*** Extracted entries ***

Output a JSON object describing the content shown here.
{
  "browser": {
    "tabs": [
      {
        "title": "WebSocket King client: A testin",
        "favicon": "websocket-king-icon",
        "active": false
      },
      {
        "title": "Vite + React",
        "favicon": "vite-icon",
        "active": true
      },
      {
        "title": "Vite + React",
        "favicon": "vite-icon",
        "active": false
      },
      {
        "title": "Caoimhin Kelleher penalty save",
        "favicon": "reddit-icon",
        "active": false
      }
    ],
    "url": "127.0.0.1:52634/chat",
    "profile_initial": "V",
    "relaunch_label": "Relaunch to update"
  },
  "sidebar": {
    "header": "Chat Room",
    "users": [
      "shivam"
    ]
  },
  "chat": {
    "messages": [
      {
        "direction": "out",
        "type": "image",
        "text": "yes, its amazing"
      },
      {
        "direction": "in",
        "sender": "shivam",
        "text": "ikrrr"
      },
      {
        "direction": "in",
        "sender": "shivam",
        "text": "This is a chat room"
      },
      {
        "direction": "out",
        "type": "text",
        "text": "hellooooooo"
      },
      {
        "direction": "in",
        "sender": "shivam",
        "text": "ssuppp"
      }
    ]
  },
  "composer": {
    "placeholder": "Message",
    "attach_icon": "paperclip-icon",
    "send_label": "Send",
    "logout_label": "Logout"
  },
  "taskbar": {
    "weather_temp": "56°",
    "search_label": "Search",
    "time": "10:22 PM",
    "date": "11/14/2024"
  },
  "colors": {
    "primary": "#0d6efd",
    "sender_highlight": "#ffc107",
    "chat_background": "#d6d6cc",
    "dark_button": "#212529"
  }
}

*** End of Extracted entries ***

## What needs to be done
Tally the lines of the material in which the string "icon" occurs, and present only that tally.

## Output for this exercise
5